The venerable journalist Tony Owana was one of the victims of the attitude back then. Other victims of the true nature of the NRM were Jacob Oulanyah who was among the students shot by the Ugandan police during a peaceful demonstration against Makerere University cost-cutting; and Charles Rwomushana, whose 1995 parliamentary ambitions were summarily crushed during the election campaigns by the violence from the supporters of his NRM big-shot rival.
As said, what has changed, in the main, is the wider public perception of the violations. So the real problem with these abductions is that the logic, framework and arguments for human rights were themselves abducted a very long time ago. And their custodians did not file any complaints at the time. Now these new victims do.
For example, Charles Rwomushana, despite his unfair treatment by the NRM (and incidentally having been, he claims, also among the aforementioned demonstrating students), went on to a long career in our famously partisan state intelligence services, and now spends his days as a media contortionist speaking for the opposition on the behalf of the government (I think. Or something).
The late Mr Oulanyah of course went on to become an NRM voice in his home area, and through them, was elevated to parliamentary speakership.
Mr Owana is a dedicated cadre of the NRM of decades. He once told me that his detention (in a military barracks) had been as a result of a news source misleading him with information. He did not seem to have an opinion on the manner of the detention itself.
Again, the point was not that human rights were not being violated back then. Rather, that the then generation of young activists that saw the violations first-hand decided that they could live with them while in pursuit of other things.
A very pertinent example is a recent tweet by veteran women’s rights activist Winnie Byanyima who began her political career as a dedicated NRM cadre, before famously falling out with it and becoming an opposition stalwart. She was commenting approvingly after an encounter with one Ms Jane Francis Abodo, Uganda’s current Director of Public Prosecutions.
“@EBBairport lucky to bump into Uganda’s Director of Public Prosecutions & introduce myself. One of many brilliant young Ugandan women in senior public roles. I don’t usually agree with the man in the hat, but on giving young women opportunity to lead I [salute emoji] him!”
Those three short sentences carry a universe of meaning in regard to the death of human rights as a constitutional concern.
Of course “the man in the hat” being referred to is President Museveni. And indeed, he was present in the form of an official portrait hanging on the wall behind the two ladies in the photo accompanying the tweet.
This suggested the VIP lounge at the airport.
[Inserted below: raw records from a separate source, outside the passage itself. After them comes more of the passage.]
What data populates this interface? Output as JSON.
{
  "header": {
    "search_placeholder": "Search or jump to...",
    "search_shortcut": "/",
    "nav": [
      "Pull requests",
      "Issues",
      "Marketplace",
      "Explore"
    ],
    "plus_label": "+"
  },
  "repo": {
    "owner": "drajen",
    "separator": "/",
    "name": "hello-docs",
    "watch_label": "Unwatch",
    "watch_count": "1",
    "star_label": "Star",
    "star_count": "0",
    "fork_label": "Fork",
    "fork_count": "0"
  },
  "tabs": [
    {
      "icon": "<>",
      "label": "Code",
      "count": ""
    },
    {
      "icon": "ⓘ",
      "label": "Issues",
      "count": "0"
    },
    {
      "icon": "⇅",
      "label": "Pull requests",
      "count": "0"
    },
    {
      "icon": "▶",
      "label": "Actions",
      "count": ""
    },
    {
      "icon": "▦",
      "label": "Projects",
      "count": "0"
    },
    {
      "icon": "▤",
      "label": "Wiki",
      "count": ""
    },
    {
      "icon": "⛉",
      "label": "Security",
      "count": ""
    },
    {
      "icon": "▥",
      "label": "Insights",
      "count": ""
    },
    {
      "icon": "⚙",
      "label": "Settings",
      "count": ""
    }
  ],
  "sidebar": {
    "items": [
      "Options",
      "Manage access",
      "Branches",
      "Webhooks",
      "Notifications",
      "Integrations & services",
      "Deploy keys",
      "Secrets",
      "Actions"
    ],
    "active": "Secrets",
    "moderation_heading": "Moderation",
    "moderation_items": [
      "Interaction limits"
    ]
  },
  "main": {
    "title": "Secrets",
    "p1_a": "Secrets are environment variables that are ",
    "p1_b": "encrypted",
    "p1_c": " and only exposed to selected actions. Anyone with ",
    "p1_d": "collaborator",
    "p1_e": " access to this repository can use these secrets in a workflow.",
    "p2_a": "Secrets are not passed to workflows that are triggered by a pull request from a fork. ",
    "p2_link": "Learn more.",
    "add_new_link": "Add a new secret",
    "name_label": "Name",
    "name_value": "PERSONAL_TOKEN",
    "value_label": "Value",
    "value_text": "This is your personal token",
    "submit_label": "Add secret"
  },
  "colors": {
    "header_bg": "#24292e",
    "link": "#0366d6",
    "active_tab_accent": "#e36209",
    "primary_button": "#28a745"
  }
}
Which would be the logical place for two high-powered personages (Ms Byanyima is currently the head of a United Nations Agency) to be while traveling.
Ms Abodo’s office currently sits at the heart of Uganda’s mounting human rights debacle.
First, the current wave of abductions is an attempt by the regime to sidestep the legal requirement of due process in which somebody is expe